Certainly, 2135 GT is unreservedly one of the finest restored examples of its rare breed in existence and available today, retaining exemplary factory authenticity throughout. According to its Ferrari Classiche Red Book, 2135 GT retains its factory-original tipo 128F outside-plug 3.0-liter V-12 engine and original four-speed gearbox with overdrive. The sophisticated Pinin Farina coachwork features excellent gaps and shut lines, outstanding paint quality, and show-quality chrome and brightwork. Fine details include correct Marchal headlamps, windshield-wiper arms with correct stampings, proper lettering and emblems, and of course, a striking set of Borrani wire wheels. The functional yet luxurious interior features supple leather upholstery with correct piping and tufted pleats, complemented by correct low-pile carpeting.
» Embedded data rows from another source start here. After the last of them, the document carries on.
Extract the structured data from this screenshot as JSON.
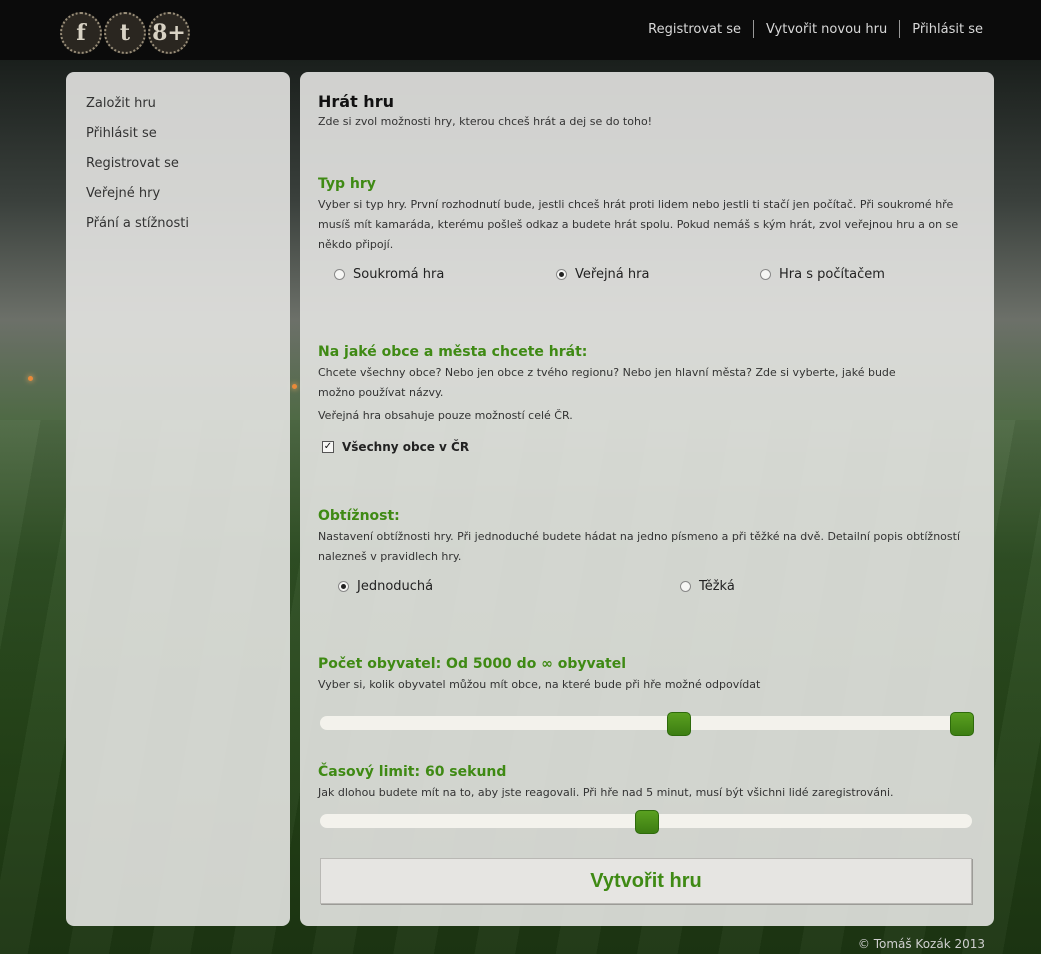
{
  "social": {
    "facebook": {
      "icon": "facebook-icon",
      "glyph": "f"
    },
    "twitter": {
      "icon": "twitter-icon",
      "glyph": "t"
    },
    "googleplus": {
      "icon": "googleplus-icon",
      "glyph": "8+"
    }
  },
  "topnav": {
    "register": "Registrovat se",
    "new_game": "Vytvořit novou hru",
    "login": "Přihlásit se"
  },
  "sidebar": {
    "items": [
      {
        "label": "Založit hru"
      },
      {
        "label": "Přihlásit se"
      },
      {
        "label": "Registrovat se"
      },
      {
        "label": "Veřejné hry"
      },
      {
        "label": "Přání a stížnosti"
      }
    ]
  },
  "main": {
    "title": "Hrát hru",
    "subtitle": "Zde si zvol možnosti hry, kterou chceš hrát a dej se do toho!",
    "game_type": {
      "heading": "Typ hry",
      "desc": "Vyber si typ hry. První rozhodnutí bude, jestli chceš hrát proti lidem nebo jestli ti stačí jen počítač. Při soukromé hře musíš mít kamaráda, kterému pošleš odkaz a budete hrát spolu. Pokud nemáš s kým hrát, zvol veřejnou hru a on se někdo připojí.",
      "options": [
        {
          "label": "Soukromá hra",
          "checked": false
        },
        {
          "label": "Veřejná hra",
          "checked": true
        },
        {
          "label": "Hra s počítačem",
          "checked": false
        }
      ]
    },
    "cities": {
      "heading": "Na jaké obce a města chcete hrát:",
      "desc": "Chcete všechny obce? Nebo jen obce z tvého regionu? Nebo jen hlavní města? Zde si vyberte, jaké bude možno používat názvy.",
      "note": "Veřejná hra obsahuje pouze možností celé ČR.",
      "checkbox_label": "Všechny obce v ČR",
      "checkbox_checked": true
    },
    "difficulty": {
      "heading": "Obtížnost:",
      "desc": "Nastavení obtížnosti hry. Při jednoduché budete hádat na jedno písmeno a při těžké na dvě. Detailní popis obtížností nalezneš v pravidlech hry.",
      "options": [
        {
          "label": "Jednoduchá",
          "checked": true
        },
        {
          "label": "Těžká",
          "checked": false
        }
      ]
    },
    "population": {
      "heading": "Počet obyvatel: Od 5000 do ∞ obyvatel",
      "desc": "Vyber si, kolik obyvatel můžou mít obce, na které bude při hře možné odpovídat",
      "range_low_fraction": 0.55,
      "range_high_fraction": 1.0
    },
    "time_limit": {
      "heading": "Časový limit: 60 sekund",
      "desc": "Jak dlohou budete mít na to, aby jste reagovali. Při hře nad 5 minut, musí být všichni lidé zaregistrováni.",
      "value_fraction": 0.5
    },
    "create_button": "Vytvořit hru"
  },
  "footer": "© Tomáš Kozák 2013",
  "colors": {
    "accent": "#3f8a14",
    "handle": "#4a9418"
  }
}
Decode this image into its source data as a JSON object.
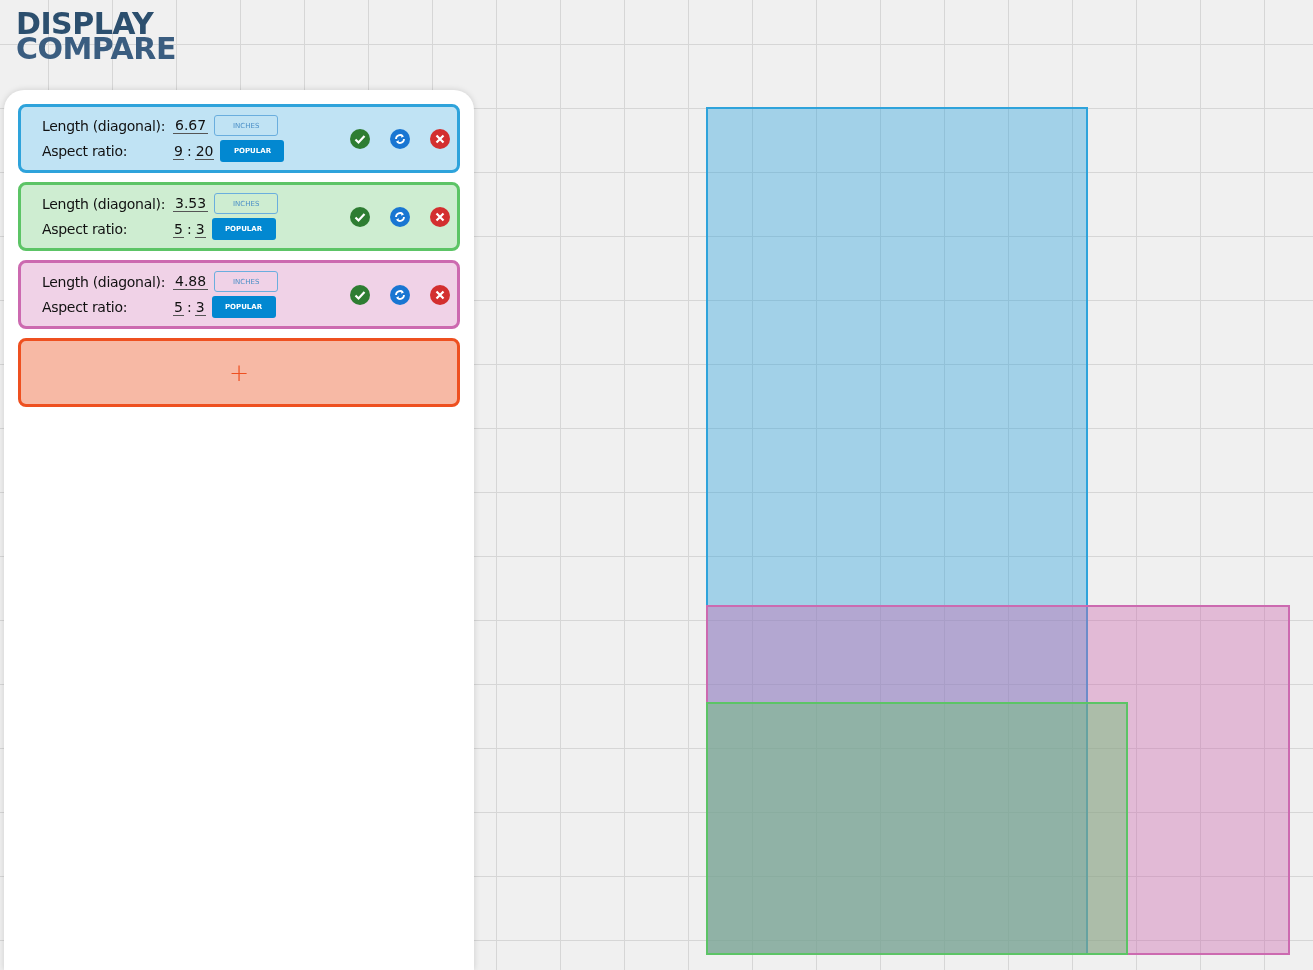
{
  "logo": {
    "line_1": "DISPLAY",
    "line_2": "COMPARE"
  },
  "displays": [
    {
      "length_label": "Length (diagonal):",
      "length": "6.67",
      "unit": "INCHES",
      "aspect_label": "Aspect ratio:",
      "ratio_w": "9",
      "ratio_sep": ":",
      "ratio_h": "20",
      "preset_button": "POPULAR",
      "color": "#2ea3db"
    },
    {
      "length_label": "Length (diagonal):",
      "length": "3.53",
      "unit": "INCHES",
      "aspect_label": "Aspect ratio:",
      "ratio_w": "5",
      "ratio_sep": ":",
      "ratio_h": "3",
      "preset_button": "POPULAR",
      "color": "#5cc466"
    },
    {
      "length_label": "Length (diagonal):",
      "length": "4.88",
      "unit": "INCHES",
      "aspect_label": "Aspect ratio:",
      "ratio_w": "5",
      "ratio_sep": ":",
      "ratio_h": "3",
      "preset_button": "POPULAR",
      "color": "#cc6ab0"
    }
  ],
  "add_button": {
    "label": "+"
  }
}
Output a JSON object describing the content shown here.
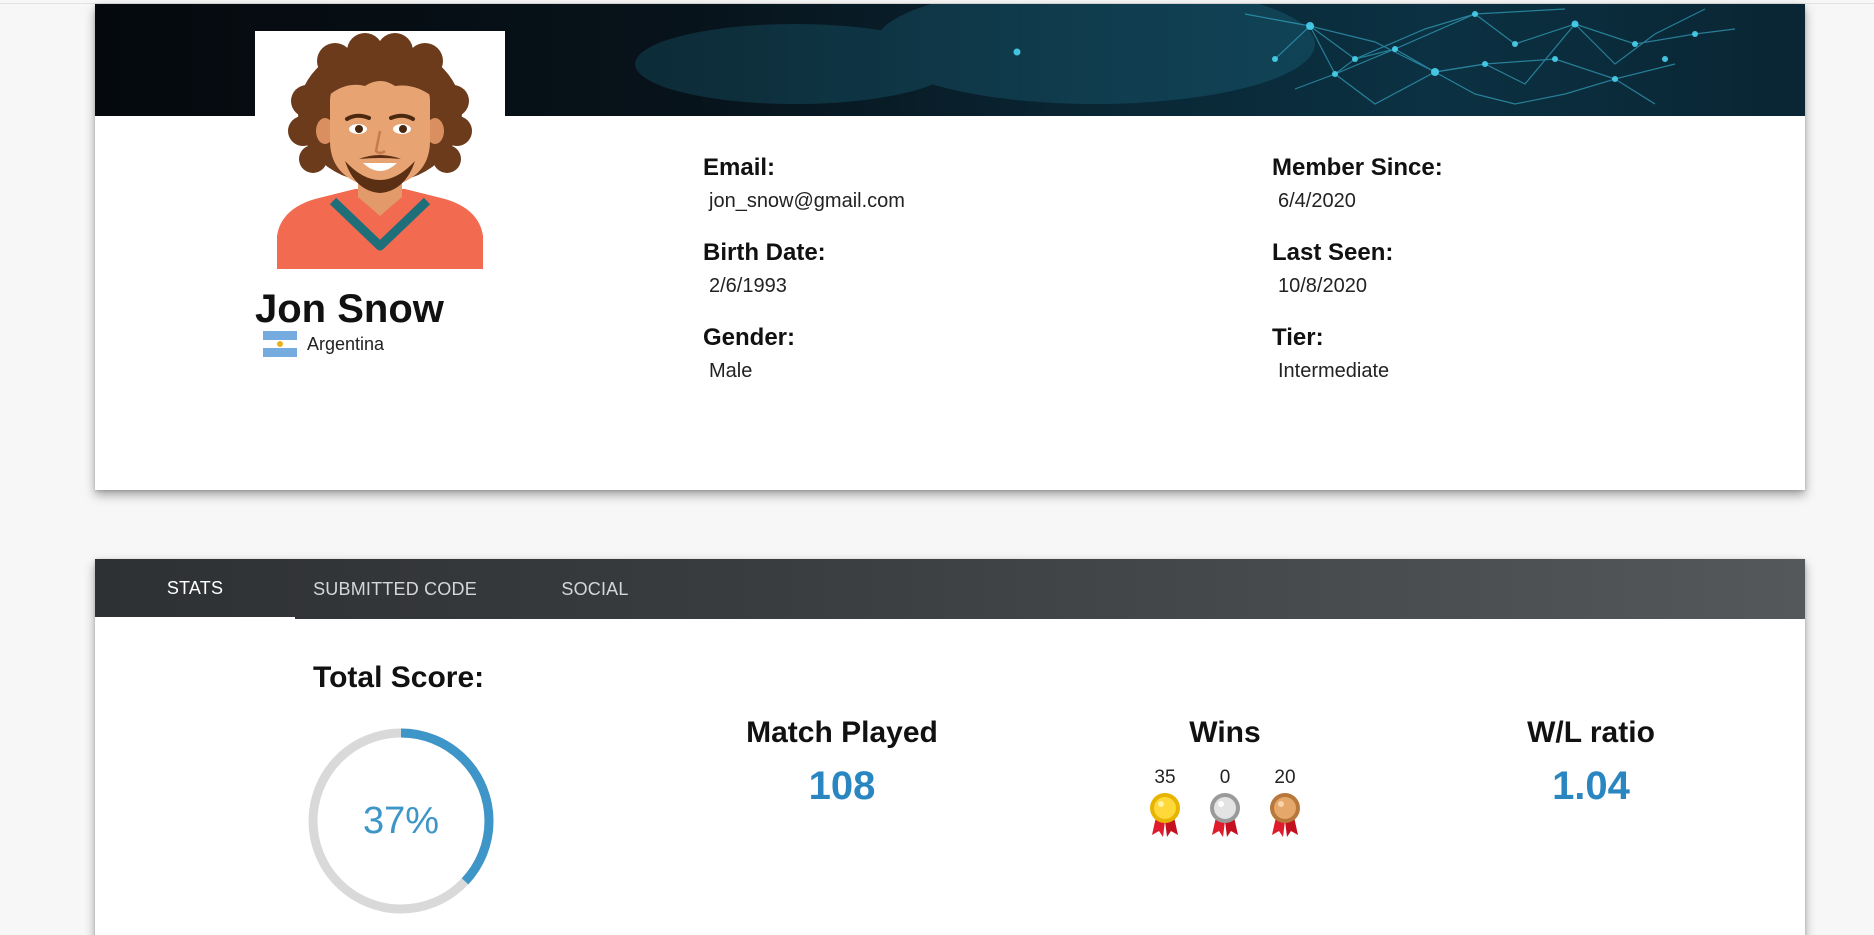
{
  "profile": {
    "name": "Jon Snow",
    "country": "Argentina",
    "fields": {
      "email": {
        "label": "Email:",
        "value": "jon_snow@gmail.com"
      },
      "birth_date": {
        "label": "Birth Date:",
        "value": "2/6/1993"
      },
      "gender": {
        "label": "Gender:",
        "value": "Male"
      },
      "member_since": {
        "label": "Member Since:",
        "value": "6/4/2020"
      },
      "last_seen": {
        "label": "Last Seen:",
        "value": "10/8/2020"
      },
      "tier": {
        "label": "Tier:",
        "value": "Intermediate"
      }
    }
  },
  "tabs": [
    {
      "label": "STATS",
      "active": true
    },
    {
      "label": "SUBMITTED CODE",
      "active": false
    },
    {
      "label": "SOCIAL",
      "active": false
    }
  ],
  "stats": {
    "total_score_label": "Total Score:",
    "total_score_value": "37%",
    "total_score_fraction": 0.37,
    "match_played_label": "Match Played",
    "match_played_value": "108",
    "wins_label": "Wins",
    "wins": {
      "gold": "35",
      "silver": "0",
      "bronze": "20"
    },
    "wl_ratio_label": "W/L ratio",
    "wl_ratio_value": "1.04"
  },
  "colors": {
    "accent": "#3d95c8",
    "value_blue": "#2a86c0",
    "ring_track": "#d9d9d9",
    "tab_bar": "#3a3d40"
  },
  "icons": [
    "avatar",
    "argentina-flag-icon",
    "gold-medal-icon",
    "silver-medal-icon",
    "bronze-medal-icon"
  ]
}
Superbly presented throughout, 2135 GT is Ferrari Classiche certified as retaining factory-original mechanical components and includes the Classiche Red Book detailing its attributes. Desirable accompanying items include its restored hardtop, concours tool roll, books and manuals in a correct folio, and a green leaflet-type sales brochure. Beautifully restored and presented, the offering of 2135 GT is a rare and exciting occasion for Ferrari collectors and enthusiasts alike. While eminently ready to grace the concours lawn as desired, it stands ready to deliver an unforgettable experience in its natural element – the open road.